As we've seen on other EOS mirrorless cameras, the shutter button also features a front command dial wrapped round it, while there's an exposure compensation dial at the rear (similar to that seen on the likes of the Fuji X-T2). What's new though is the addition of a Dial Func. button - whereas higher-end EOS DSLRs have four buttons running along the top of the LCD display for numerous key camera settings, this new interface allows you to toggle through these settings (displayed in the viewfinder or screen) before adjusting the desired setting on the dial, and we have to say it works very well.

Autofocus

The original EOS M suffered from a notoriously slow AF system, and while the EOS M3 featured a Hybrid CMOS AF III system that was a noticeable improvement, the EOS M5 takes advantage of Canon's latest sensor technology and uses their now proven Dual Pixel CMOS AF.

EOS M5

With a coverage of 80% of the image area, the EOS M5's focusing is nice and quick in the time we had to use it - a huge jump from the original EOS M, while the ability to touch and drag the AF point with your thumb on the rear display while you have the camera raised to your eye makes quick AF area selection very straightforward. You don't have to swipe across the whole screen either - you can set this to half or a quarter of the display in the menu should you wish.

Early verdict

Some may feel the absence of 4K is a bit of an oversight - especially now that many rivals are including this as a standard setting, while the limited range of EF-M lenses could be restricting. Granted, you've got Canon's huge range of EF and EF-S lenses available via an adapter, but with the likes of Micro Four Thirds and Fuji offering a growing selection of dedicated lenses, the fairly entry-level range of EF-M lenses looks quite weak by comparison and out of sorts with the high-end credentials of the EOS M5.

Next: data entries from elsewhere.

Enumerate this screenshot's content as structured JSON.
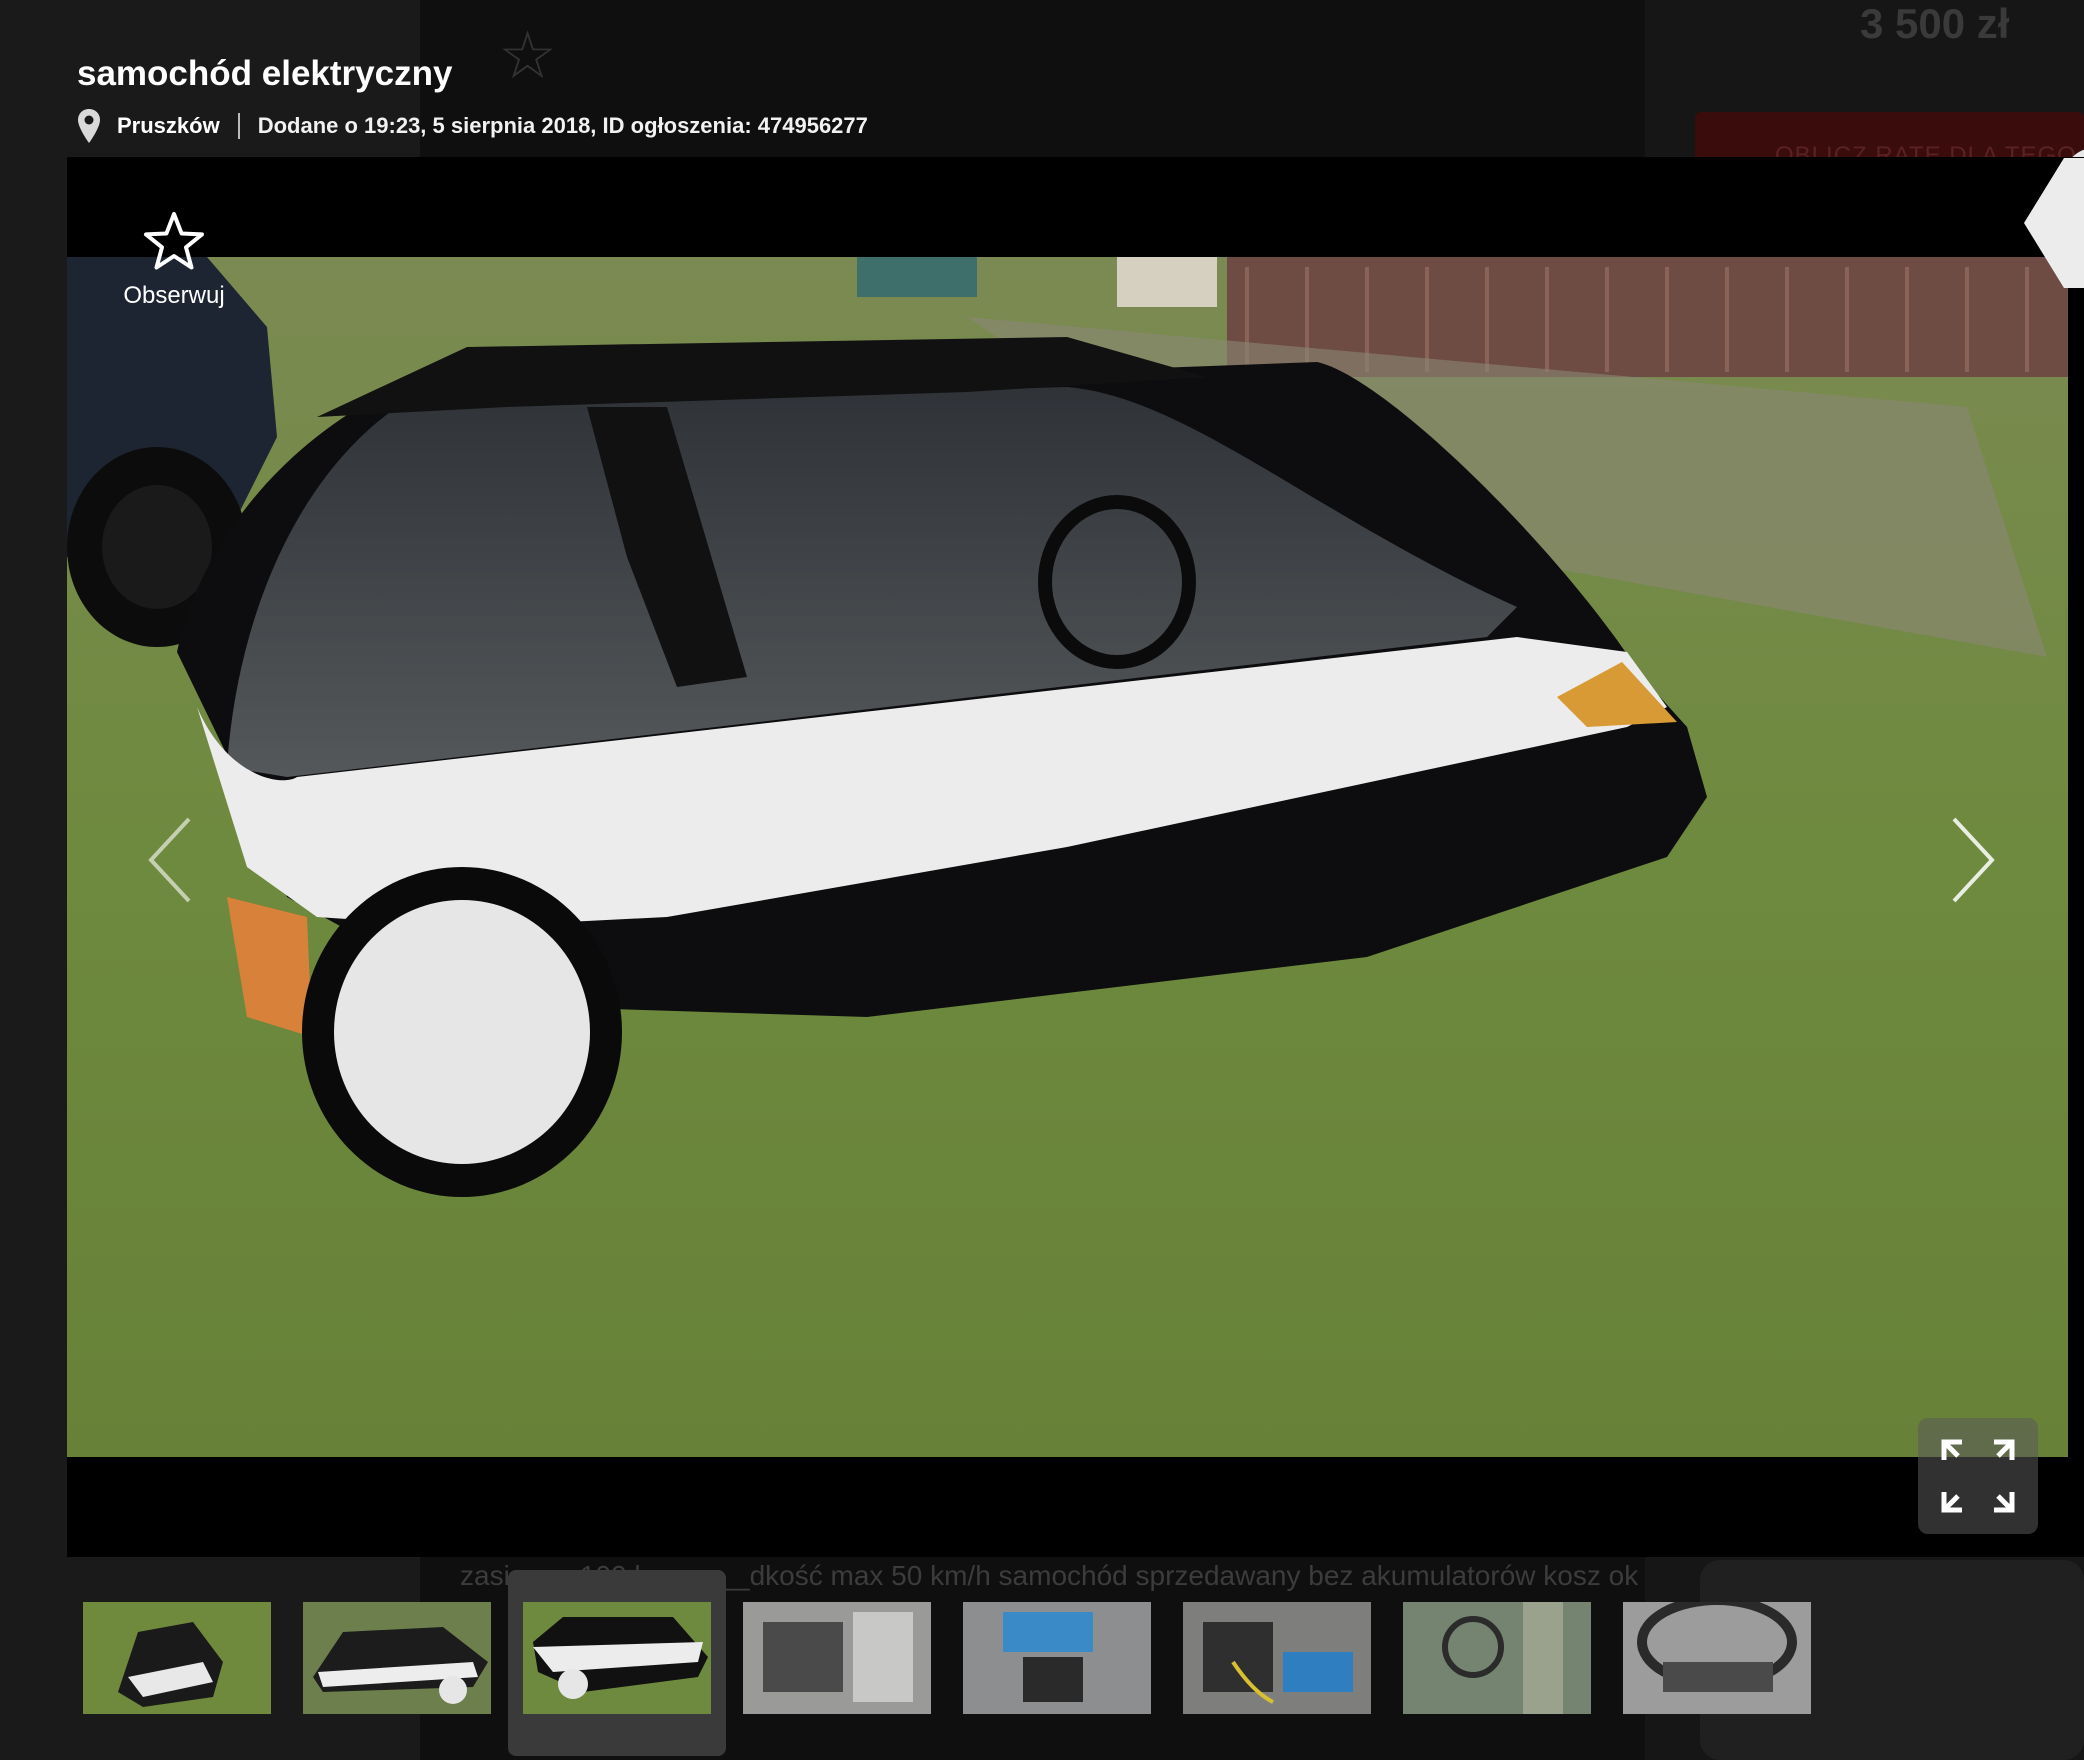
{
  "background": {
    "price": "3 500 zł",
    "red_button_label": "OBLICZ RATĘ DLA TEGO",
    "description_snippet": "zasię___ 100 k___ ___dkość max 50 km/h samochód sprzedawany bez akumulatorów kosz ok"
  },
  "header": {
    "title": "samochód elektryczny",
    "location": "Pruszków",
    "added": "Dodane o 19:23, 5 sierpnia 2018, ID ogłoszenia: 474956277"
  },
  "viewer": {
    "follow_label": "Obserwuj",
    "colors": {
      "accent": "#d8202e",
      "overlay": "#000000"
    }
  },
  "thumbnails": {
    "count": 8,
    "active_index": 2
  }
}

EOS M5

Those issues aside, the EOS M5 looks like Canon might have finally come good with a mirrorless camera. With the arrival of Dual Pixel CMOS AF, autofocus appears to be a huge improvement over previous models. Factor in the inclusion of a built-in EVF and touchscreen interface, along with a well thought out set of controls, and the EOS M5 looks like it could be a good option for experienced users. Whether that's enough now that other brands have established themselves in the mirrorless camera sector remains to be seen.

What is a hands on review?

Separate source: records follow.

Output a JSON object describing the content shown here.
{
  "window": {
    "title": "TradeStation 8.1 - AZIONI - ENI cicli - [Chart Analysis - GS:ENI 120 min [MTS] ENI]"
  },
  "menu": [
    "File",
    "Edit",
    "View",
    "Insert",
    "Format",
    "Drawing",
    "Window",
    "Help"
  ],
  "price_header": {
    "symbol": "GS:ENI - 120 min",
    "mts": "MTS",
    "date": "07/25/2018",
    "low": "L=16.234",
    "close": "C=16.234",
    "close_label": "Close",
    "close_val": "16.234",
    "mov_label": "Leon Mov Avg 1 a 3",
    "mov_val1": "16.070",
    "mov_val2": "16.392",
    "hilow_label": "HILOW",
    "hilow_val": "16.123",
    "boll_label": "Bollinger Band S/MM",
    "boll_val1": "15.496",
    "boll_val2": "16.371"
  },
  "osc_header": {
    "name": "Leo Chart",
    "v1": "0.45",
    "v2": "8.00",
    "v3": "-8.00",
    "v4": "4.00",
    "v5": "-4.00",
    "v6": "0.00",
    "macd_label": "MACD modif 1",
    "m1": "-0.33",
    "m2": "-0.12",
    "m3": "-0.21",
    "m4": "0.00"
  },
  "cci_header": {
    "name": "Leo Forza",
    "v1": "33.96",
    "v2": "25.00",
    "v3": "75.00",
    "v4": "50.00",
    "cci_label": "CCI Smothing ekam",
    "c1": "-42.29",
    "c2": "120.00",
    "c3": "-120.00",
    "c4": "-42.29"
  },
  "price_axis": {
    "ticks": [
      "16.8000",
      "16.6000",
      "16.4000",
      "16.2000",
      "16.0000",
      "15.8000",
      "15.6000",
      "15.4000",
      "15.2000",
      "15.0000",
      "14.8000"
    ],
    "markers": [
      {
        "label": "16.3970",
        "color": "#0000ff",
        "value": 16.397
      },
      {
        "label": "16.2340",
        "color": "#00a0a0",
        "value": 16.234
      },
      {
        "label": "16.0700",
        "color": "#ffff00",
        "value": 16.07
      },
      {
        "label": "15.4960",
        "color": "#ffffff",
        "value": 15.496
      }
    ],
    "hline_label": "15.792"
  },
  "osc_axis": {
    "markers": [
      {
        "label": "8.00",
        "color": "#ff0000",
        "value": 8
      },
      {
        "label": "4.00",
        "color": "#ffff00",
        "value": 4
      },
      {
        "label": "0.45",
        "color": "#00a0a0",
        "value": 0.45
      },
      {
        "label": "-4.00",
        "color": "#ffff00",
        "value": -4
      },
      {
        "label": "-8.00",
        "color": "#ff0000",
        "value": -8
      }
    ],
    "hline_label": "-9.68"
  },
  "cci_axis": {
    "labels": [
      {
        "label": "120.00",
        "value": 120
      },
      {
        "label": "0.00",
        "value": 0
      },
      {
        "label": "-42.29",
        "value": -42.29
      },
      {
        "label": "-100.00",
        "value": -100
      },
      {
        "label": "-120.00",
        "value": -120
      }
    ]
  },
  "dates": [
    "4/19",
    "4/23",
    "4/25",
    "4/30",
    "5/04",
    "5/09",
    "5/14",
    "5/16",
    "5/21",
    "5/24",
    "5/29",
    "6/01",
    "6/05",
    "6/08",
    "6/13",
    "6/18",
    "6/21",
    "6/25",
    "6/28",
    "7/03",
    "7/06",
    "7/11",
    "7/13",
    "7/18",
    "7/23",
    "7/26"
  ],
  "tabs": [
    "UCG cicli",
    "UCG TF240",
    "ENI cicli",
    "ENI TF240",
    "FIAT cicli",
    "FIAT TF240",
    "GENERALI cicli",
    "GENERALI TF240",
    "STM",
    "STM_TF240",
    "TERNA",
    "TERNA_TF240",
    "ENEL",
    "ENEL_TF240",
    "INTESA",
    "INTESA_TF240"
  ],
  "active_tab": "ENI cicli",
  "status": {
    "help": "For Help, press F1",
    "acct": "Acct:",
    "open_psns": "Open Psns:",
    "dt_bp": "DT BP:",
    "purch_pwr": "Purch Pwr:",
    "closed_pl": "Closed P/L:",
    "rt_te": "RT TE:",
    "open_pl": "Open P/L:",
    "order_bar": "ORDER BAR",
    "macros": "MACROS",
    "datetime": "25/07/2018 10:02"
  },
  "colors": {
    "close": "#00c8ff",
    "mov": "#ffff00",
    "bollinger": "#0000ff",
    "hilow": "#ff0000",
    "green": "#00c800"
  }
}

'Hands on reviews' are a journalist's first impressions of a piece of kit based on spending some time with it. It may be just a few moments, or a few hours. The important thing is we have been able to play with it ourselves and can give you some sense of what it's like to use, even if it's only an embryonic view. For more information, see TechRadar's Reviews Guarantee.